### [Problem requirements]
Copy each line of the entries that contains the word "Production".

### [Provided data]
--------

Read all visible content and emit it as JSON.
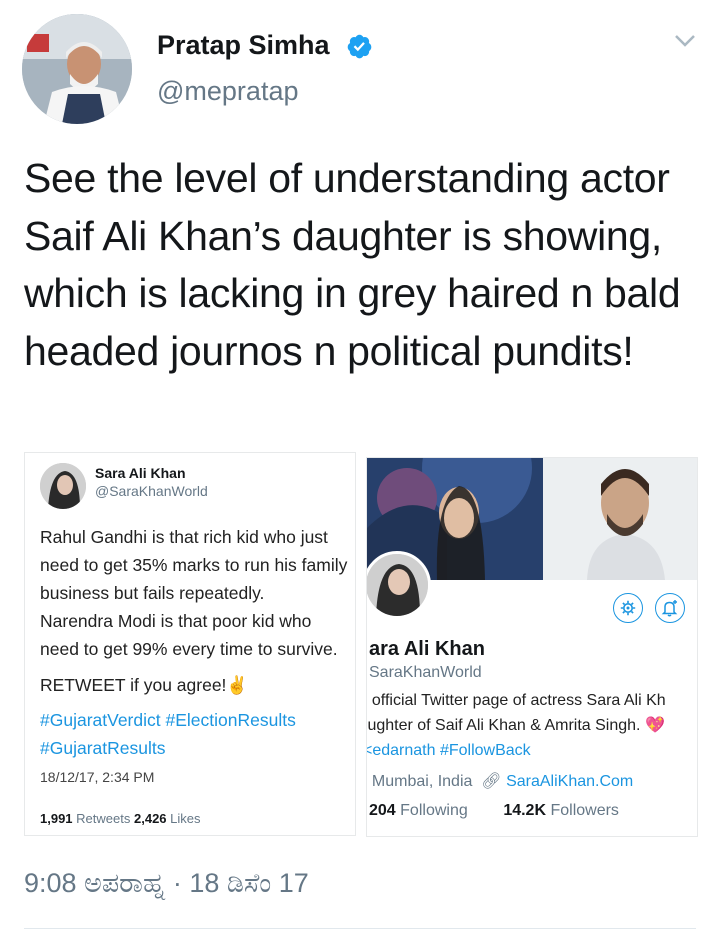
{
  "author": {
    "name": "Pratap Simha",
    "handle": "@mepratap",
    "verified": true,
    "avatar_icon": "profile-photo"
  },
  "tweet": {
    "text": "See the level of understanding actor Saif Ali Khan’s daughter is showing, which is lacking in grey haired n bald headed journos n political pundits!",
    "timestamp": "9:08 ಅಪರಾಹ್ನ · 18 ಡಿಸೆಂ 17"
  },
  "embedded_tweet": {
    "author_name": "Sara Ali Khan",
    "author_handle": "@SaraKhanWorld",
    "text": "Rahul Gandhi is that rich kid who just\nneed to get 35% marks to run his family\nbusiness but fails repeatedly.\nNarendra Modi is that poor kid who\nneed to get 99% every time to survive.",
    "cta": "RETWEET if you agree!✌",
    "hashtags": "#GujaratVerdict #ElectionResults #GujaratResults",
    "time": "18/12/17, 2:34 PM",
    "retweets_count": "1,991",
    "retweets_label": "Retweets",
    "likes_count": "2,426",
    "likes_label": "Likes"
  },
  "embedded_profile": {
    "name": "ara Ali Khan",
    "handle": "SaraKhanWorld",
    "bio_line1": "ı official Twitter page of actress Sara Ali Kh",
    "bio_line2": "ıughter of Saif Ali Khan & Amrita Singh.",
    "bio_line3_tags": "<edarnath #FollowBack",
    "location": "Mumbai, India",
    "website": "SaraAliKhan.Com",
    "following_count": "204",
    "following_label": "Following",
    "followers_count": "14.2K",
    "followers_label": "Followers"
  },
  "colors": {
    "accent": "#1b95e0",
    "muted": "#657786",
    "text": "#14171a"
  }
}
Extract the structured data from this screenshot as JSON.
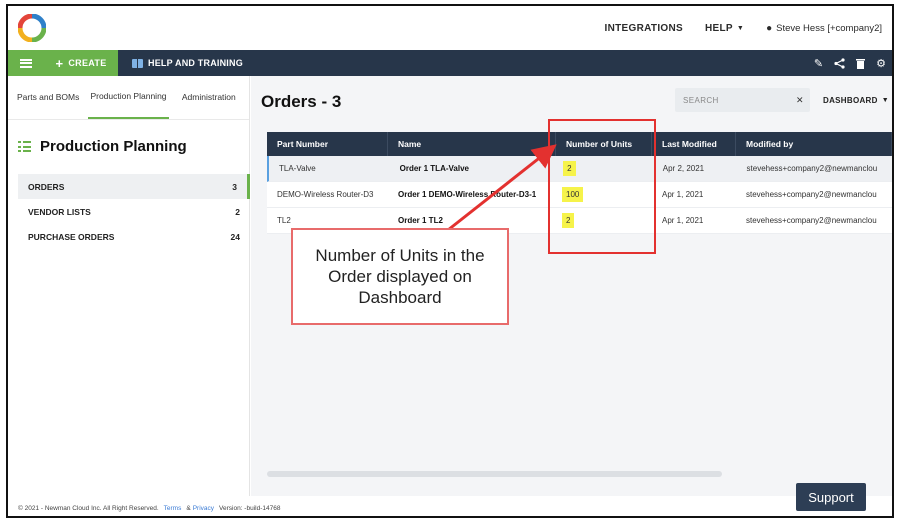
{
  "header": {
    "integrations_label": "INTEGRATIONS",
    "help_label": "HELP",
    "user_name": "Steve Hess [+company2]"
  },
  "navbar": {
    "create_label": "CREATE",
    "help_training_label": "HELP AND TRAINING"
  },
  "sidebar": {
    "tabs": [
      {
        "label": "Parts and BOMs"
      },
      {
        "label": "Production Planning"
      },
      {
        "label": "Administration"
      }
    ],
    "title": "Production Planning",
    "items": [
      {
        "label": "ORDERS",
        "count": "3"
      },
      {
        "label": "VENDOR LISTS",
        "count": "2"
      },
      {
        "label": "PURCHASE ORDERS",
        "count": "24"
      }
    ]
  },
  "main": {
    "title": "Orders - 3",
    "search_placeholder": "SEARCH",
    "dashboard_label": "DASHBOARD"
  },
  "table": {
    "columns": [
      "Part Number",
      "Name",
      "Number of Units",
      "Last Modified",
      "Modified by"
    ],
    "rows": [
      {
        "part": "TLA-Valve",
        "name": "Order 1 TLA-Valve",
        "units": "2",
        "modified": "Apr 2, 2021",
        "by": "stevehess+company2@newmanclou"
      },
      {
        "part": "DEMO-Wireless Router-D3",
        "name": "Order 1 DEMO-Wireless Router-D3-1",
        "units": "100",
        "modified": "Apr 1, 2021",
        "by": "stevehess+company2@newmanclou"
      },
      {
        "part": "TL2",
        "name": "Order 1 TL2",
        "units": "2",
        "modified": "Apr 1, 2021",
        "by": "stevehess+company2@newmanclou"
      }
    ]
  },
  "annotation": {
    "callout_text": "Number of Units in the Order displayed on Dashboard",
    "highlight_color": "#f6f34a",
    "box_color": "#e3312f"
  },
  "footer": {
    "copyright": "© 2021 - Newman Cloud Inc. All Right Reserved.",
    "terms": "Terms",
    "amp": "&",
    "privacy": "Privacy",
    "version": "Version: -build-14768",
    "support_label": "Support"
  },
  "colors": {
    "brand_green": "#6ab24b",
    "navbar": "#27364a"
  }
}
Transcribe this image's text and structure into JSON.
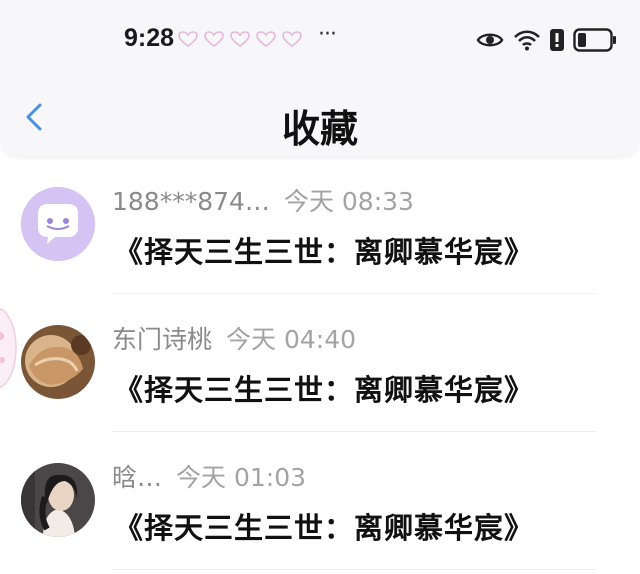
{
  "status_bar": {
    "time": "9:28",
    "more": "···",
    "icons": [
      "eye-icon",
      "wifi-icon",
      "alert-icon",
      "battery-icon"
    ],
    "notification_icons": [
      "heart-icon",
      "heart-icon",
      "heart-icon",
      "heart-icon",
      "heart-icon"
    ]
  },
  "header": {
    "title": "收藏",
    "back_icon": "chevron-left-icon"
  },
  "colors": {
    "accent": "#4a90e2",
    "avatar_bg": "#d9c8f5",
    "name_gray": "#8a8a8a"
  },
  "items": [
    {
      "name": "188***874…",
      "time": "今天 08:33",
      "book": "《择天三生三世：离卿慕华宸》",
      "avatar": "chat-bubble-icon"
    },
    {
      "name": "东门诗桃",
      "time": "今天 04:40",
      "book": "《择天三生三世：离卿慕华宸》",
      "avatar": "photo-avatar"
    },
    {
      "name": "晗…",
      "time": "今天 01:03",
      "book": "《择天三生三世：离卿慕华宸》",
      "avatar": "photo-avatar"
    }
  ]
}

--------

### [Output of the exercise]
        "label": "Production Planning"
    "title": "Production Planning",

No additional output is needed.